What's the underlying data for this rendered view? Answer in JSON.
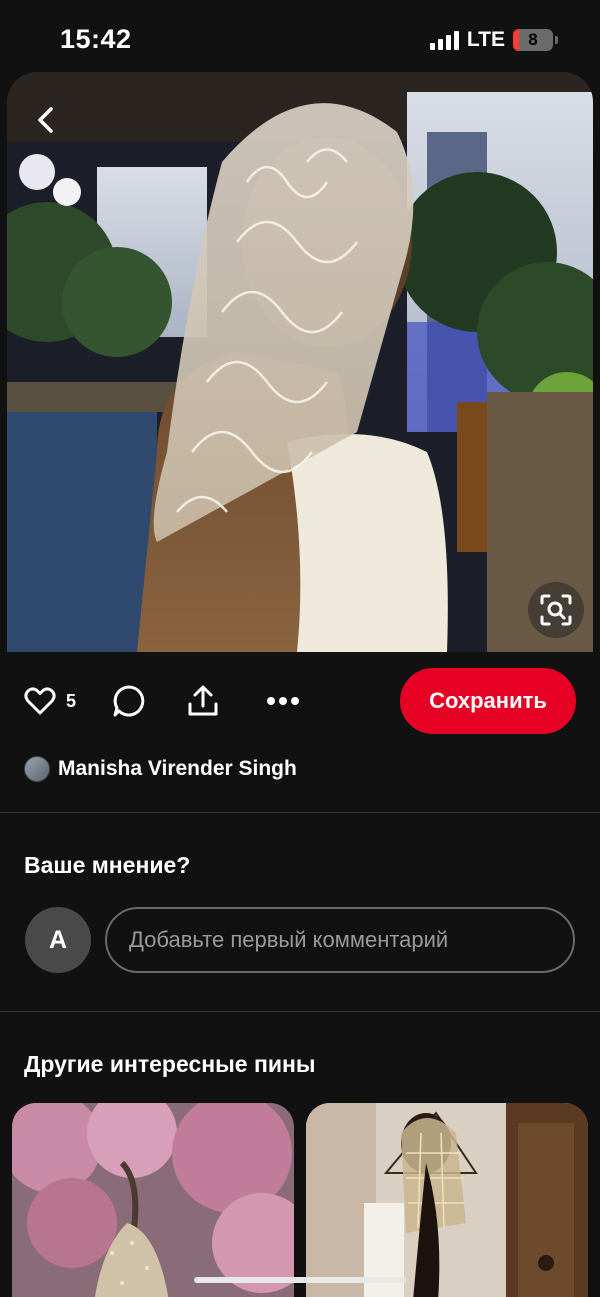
{
  "status_bar": {
    "time": "15:42",
    "network": "LTE",
    "battery_level": "8"
  },
  "pin": {
    "like_count": "5",
    "save_label": "Сохранить",
    "author_name": "Manisha Virender Singh"
  },
  "comments": {
    "title": "Ваше мнение?",
    "user_initial": "A",
    "placeholder": "Добавьте первый комментарий"
  },
  "more_pins": {
    "title": "Другие интересные пины"
  },
  "colors": {
    "background": "#111111",
    "save_button": "#e60023",
    "divider": "#3a3a3a"
  },
  "icons": [
    "back-arrow-icon",
    "visual-search-icon",
    "heart-icon",
    "comment-icon",
    "share-icon",
    "more-icon"
  ]
}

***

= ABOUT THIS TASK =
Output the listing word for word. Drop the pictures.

= EXERCISE RESPONSE =
What's the underlying data for this rendered view? Answer in JSON.
{
  "status_bar": {
    "time": "15:42",
    "network": "LTE",
    "battery_level": "8"
  },
  "pin": {
    "like_count": "5",
    "save_label": "Сохранить",
    "author_name": "Manisha Virender Singh"
  },
  "comments": {
    "title": "Ваше мнение?",
    "user_initial": "A",
    "placeholder": "Добавьте первый комментарий"
  },
  "more_pins": {
    "title": "Другие интересные пины"
  },
  "colors": {
    "background": "#111111",
    "save_button": "#e60023",
    "divider": "#3a3a3a"
  },
  "icons": [
    "back-arrow-icon",
    "visual-search-icon",
    "heart-icon",
    "comment-icon",
    "share-icon",
    "more-icon"
  ]
}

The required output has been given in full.